- Golden Retrievers require a lot of exercise and mental stimulation.
- They tend to shed quite a bit, so regular grooming is necessary.
- Some Golden Retrievers have a tendency to chew on furniture or household items.
- Golden Retrievers are prone to certain health issues like hip dysplasia and cancer.
- Training a Golden Retriever can be challenging due to their strong-willed nature.
Frequently Asked Questions
Golden Retrievers are known for their friendly and affectionate nature, but like any breed, they may have their drawbacks. In this article, we’ll address five common concerns that people may have about Golden Retrievers. Let’s dive in!
1. Do Golden Retrievers shed a lot?
Yes, Golden Retrievers have a thick double coat that sheds moderately throughout the year and heavily during shedding seasons. While regular grooming and brushing can help minimize shedding, it’s important to note that there will still be some hair around the house. However, many enthusiasts believe that the joy and companionship a Golden Retriever brings far outweigh the extra cleaning involved.
Grooming can also be an enjoyable activity that allows you to bond with your Golden Retriever. It’s important to establish a grooming routine from a young age to make it a positive experience for both you and your furry friend.
2. Are Golden Retrievers prone to health issues?
Like any purebred dog, Golden Retrievers may be susceptible to certain health issues. Some common conditions in the breed include hip dysplasia, elbow dysplasia, and certain types of cancer. However, responsible breeders often perform health checks on the parent dogs to minimize these risks.
By choosing a reputable breeder and being proactive about your dog’s vet care, you can greatly reduce the likelihood of them developing serious health problems. Regular exercise, a balanced diet, and maintaining a healthy weight can also contribute to their overall well-being.
3. Are Golden Retrievers easy to train?
Golden Retrievers are generally intelligent and eager to please, which makes them relatively easy to train. They excel in obedience training and can perform well in various dog sports. Their natural adaptability and willingness to learn often make them a great choice for first-time dog owners.
However, it’s important to note that individual personalities can vary. Some Golden Retrievers may be more stubborn or have a higher energy level, requiring extra patience and consistent training techniques. Positive reinforcement methods, such as treats and praise, work well with this breed.
4. Do Golden Retrievers need a lot of exercise?
Golden Retrievers are an active breed that requires regular exercise to keep them mentally and physically stimulated. Ideally, they need at least an hour of exercise each day, which can include walks, playtime, and activities such as fetching or swimming.
Without sufficient exercise, Golden Retrievers may become bored, restless, or even exhibit undesirable behaviors. They thrive in households that can provide plenty of opportunities for them to burn off energy and engage in interactive play.

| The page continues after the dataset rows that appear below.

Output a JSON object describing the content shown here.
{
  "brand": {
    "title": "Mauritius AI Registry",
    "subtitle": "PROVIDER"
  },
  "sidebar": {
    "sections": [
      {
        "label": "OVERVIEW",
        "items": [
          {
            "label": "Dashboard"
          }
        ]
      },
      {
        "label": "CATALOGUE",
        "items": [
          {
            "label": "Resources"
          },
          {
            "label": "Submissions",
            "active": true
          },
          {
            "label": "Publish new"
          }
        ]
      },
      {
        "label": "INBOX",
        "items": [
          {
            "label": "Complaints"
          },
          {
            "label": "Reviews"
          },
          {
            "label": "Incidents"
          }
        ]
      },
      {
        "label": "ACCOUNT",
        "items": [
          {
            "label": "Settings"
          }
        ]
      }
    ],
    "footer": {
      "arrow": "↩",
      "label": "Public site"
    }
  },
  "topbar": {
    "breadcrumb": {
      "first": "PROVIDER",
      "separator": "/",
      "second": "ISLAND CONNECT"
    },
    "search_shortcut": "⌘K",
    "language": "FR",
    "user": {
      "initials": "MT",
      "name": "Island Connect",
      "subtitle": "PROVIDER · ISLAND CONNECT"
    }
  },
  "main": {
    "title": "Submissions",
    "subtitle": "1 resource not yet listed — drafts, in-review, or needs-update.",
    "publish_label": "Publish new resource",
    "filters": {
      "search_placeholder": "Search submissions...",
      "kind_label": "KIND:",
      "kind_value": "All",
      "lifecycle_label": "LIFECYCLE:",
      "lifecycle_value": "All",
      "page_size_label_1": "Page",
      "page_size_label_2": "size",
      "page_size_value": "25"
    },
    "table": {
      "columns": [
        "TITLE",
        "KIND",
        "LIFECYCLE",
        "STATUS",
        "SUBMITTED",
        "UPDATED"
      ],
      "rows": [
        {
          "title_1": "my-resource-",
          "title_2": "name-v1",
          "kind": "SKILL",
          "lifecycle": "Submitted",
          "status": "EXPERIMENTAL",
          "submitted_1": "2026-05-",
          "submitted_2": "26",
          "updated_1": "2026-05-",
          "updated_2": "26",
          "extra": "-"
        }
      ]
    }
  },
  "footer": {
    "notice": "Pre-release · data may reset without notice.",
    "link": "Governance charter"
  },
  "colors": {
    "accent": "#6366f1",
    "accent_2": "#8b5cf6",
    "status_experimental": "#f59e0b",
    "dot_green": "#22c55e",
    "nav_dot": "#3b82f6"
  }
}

5. Are Golden Retrievers suitable for apartments or small living spaces?
While Golden Retrievers are known for their medium-to-large size, they can adapt well to apartment or small living spaces if given enough exercise and mental stimulation. However, it’s important to ensure that your living space can comfortably accommodate their needs.
Living in an apartment may require more effort on your part to provide them with regular exercise, access to outdoor areas, and mental enrichment. Engaging toys, interactive games, and even puzzle feeders can help keep them entertained and prevent boredom.

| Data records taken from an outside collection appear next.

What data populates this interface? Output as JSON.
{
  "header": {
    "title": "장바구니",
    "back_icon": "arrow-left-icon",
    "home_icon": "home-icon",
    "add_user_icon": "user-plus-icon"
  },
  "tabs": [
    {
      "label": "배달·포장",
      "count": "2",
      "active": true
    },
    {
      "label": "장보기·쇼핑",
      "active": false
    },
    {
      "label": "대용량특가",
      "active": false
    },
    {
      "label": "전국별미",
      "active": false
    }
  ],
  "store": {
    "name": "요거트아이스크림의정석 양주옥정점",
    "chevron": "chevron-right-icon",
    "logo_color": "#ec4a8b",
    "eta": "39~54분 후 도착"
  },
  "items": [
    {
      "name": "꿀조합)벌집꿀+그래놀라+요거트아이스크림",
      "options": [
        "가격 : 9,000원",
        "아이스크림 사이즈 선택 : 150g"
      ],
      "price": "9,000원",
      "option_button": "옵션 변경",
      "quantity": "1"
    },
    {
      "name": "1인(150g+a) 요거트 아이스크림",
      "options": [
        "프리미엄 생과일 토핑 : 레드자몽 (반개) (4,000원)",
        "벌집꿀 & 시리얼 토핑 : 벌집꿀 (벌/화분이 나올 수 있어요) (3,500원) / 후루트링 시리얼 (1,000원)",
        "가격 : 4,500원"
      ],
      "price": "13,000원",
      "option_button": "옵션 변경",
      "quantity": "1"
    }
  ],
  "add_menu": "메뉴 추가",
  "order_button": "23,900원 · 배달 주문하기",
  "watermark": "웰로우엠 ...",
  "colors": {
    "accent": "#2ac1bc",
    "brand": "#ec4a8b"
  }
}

The Truth about owning a Golden Retriever…
Golden Retrievers are generally great dogs, but there are a few things to consider if you’re thinking of getting one. First, they need a lot of exercise to stay happy and healthy. Second, they can be prone to certain health issues, like hip dysplasia and cancer. Lastly, they are known to shed a lot, so be prepared for some extra cleaning.
Overall, Golden Retrievers are loving and friendly pets, but they require an active lifestyle, regular vet check-ups, and frequent grooming to keep them at their best. If you’re willing to put in the effort, they can be a wonderful addition to your family.